The challenges of calculating GDP are particularly acute in Sub-Saharan Africa, owing to weak national statistics offices and historical biases that muddy crucial measurements. Bothered by what he regarded as problems in Zambia's national statistics, Morten Jerven, an assistant professor at Simon Fraser University, spent four years examining how African countries obtain their data and the challenges they face in turning them into GDP estimates. His new book, Poor Numbers: How We Are Misled by African Development Statistics and What to Do about It, makes a strong case that many GDP measurements we thought were accurate are not.

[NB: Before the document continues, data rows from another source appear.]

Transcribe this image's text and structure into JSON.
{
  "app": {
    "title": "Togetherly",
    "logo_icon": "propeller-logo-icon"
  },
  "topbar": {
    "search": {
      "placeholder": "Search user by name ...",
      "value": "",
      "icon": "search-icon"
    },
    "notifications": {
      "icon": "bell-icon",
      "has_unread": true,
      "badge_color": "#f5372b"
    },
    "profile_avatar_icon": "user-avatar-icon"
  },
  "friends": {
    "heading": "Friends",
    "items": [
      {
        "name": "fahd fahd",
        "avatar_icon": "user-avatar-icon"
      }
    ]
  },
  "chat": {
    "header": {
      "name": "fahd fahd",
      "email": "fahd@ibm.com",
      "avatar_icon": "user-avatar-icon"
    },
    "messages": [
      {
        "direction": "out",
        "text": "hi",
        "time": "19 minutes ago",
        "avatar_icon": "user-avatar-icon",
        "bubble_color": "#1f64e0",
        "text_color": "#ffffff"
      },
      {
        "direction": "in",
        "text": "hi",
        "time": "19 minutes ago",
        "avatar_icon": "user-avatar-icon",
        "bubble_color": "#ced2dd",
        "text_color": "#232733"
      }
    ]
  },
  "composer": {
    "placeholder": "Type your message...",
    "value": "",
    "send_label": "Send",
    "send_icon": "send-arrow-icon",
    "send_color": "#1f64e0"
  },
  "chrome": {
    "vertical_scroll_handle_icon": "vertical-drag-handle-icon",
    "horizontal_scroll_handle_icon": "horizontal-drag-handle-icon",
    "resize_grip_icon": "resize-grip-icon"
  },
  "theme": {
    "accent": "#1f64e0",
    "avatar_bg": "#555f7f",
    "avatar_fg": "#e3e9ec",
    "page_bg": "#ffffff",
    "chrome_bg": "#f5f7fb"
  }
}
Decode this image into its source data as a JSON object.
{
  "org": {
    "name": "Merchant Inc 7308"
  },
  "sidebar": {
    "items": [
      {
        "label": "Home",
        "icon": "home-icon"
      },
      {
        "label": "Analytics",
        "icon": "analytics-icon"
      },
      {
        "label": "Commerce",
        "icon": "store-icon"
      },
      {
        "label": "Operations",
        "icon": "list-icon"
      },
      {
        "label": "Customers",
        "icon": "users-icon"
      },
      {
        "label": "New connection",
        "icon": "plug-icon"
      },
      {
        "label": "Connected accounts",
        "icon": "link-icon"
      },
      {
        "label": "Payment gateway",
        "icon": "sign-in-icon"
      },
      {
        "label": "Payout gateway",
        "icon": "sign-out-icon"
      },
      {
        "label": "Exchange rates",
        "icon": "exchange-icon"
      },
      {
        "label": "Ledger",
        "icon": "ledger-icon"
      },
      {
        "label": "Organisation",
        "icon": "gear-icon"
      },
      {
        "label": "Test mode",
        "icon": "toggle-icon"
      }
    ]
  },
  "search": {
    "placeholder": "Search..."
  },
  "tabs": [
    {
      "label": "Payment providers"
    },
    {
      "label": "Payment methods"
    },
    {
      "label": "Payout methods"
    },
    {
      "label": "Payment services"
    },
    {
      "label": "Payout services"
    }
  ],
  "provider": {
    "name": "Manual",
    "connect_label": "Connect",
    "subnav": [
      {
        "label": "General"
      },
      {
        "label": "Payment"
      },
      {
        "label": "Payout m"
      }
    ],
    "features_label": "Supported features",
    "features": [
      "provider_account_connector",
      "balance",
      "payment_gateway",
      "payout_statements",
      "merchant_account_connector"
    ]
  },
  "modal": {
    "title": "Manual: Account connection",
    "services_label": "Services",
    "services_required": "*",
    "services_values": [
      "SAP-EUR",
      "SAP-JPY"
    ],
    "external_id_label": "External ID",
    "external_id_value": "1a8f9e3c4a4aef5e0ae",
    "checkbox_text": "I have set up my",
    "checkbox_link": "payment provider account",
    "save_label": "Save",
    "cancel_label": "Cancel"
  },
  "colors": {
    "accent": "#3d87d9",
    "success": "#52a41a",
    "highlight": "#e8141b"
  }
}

Jerven notes that many African countries have trouble measuring the size of their relatively large subsistence economies and unrecorded economic activity. How do you account for the production of a farmer who grows and eats his own food? If subsistence farming is systematically underestimated, some of what looks like growth as an economy moves out of subsistence may merely reflect a shift to something that is easier to capture statistically. Read More